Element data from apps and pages
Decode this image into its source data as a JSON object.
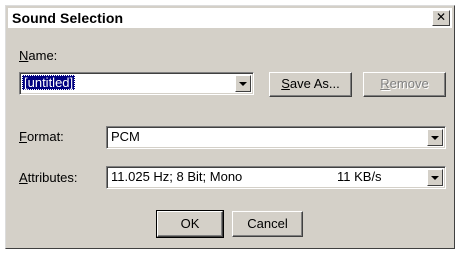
{
  "window": {
    "title": "Sound Selection",
    "close_label": "✕"
  },
  "name": {
    "label": "Name:",
    "label_mnemonic": "N",
    "label_rest": "ame:",
    "value": "[untitled]"
  },
  "buttons": {
    "save_as": {
      "mnemonic": "S",
      "rest": "ave As..."
    },
    "remove": {
      "mnemonic": "R",
      "rest": "emove"
    },
    "ok": "OK",
    "cancel": "Cancel"
  },
  "format": {
    "label_mnemonic": "F",
    "label_rest": "ormat:",
    "value": "PCM"
  },
  "attributes": {
    "label_mnemonic": "A",
    "label_rest": "ttributes:",
    "value": "11.025 Hz; 8 Bit; Mono",
    "rate": "11 KB/s"
  },
  "colors": {
    "face": "#d4d0c8",
    "selection": "#000080",
    "disabled_text": "#808080"
  }
}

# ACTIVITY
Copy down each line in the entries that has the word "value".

# EXERCISE RESPONSE
    "value": "[untitled]"
    "value": "PCM"
    "value": "11.025 Hz; 8 Bit; Mono",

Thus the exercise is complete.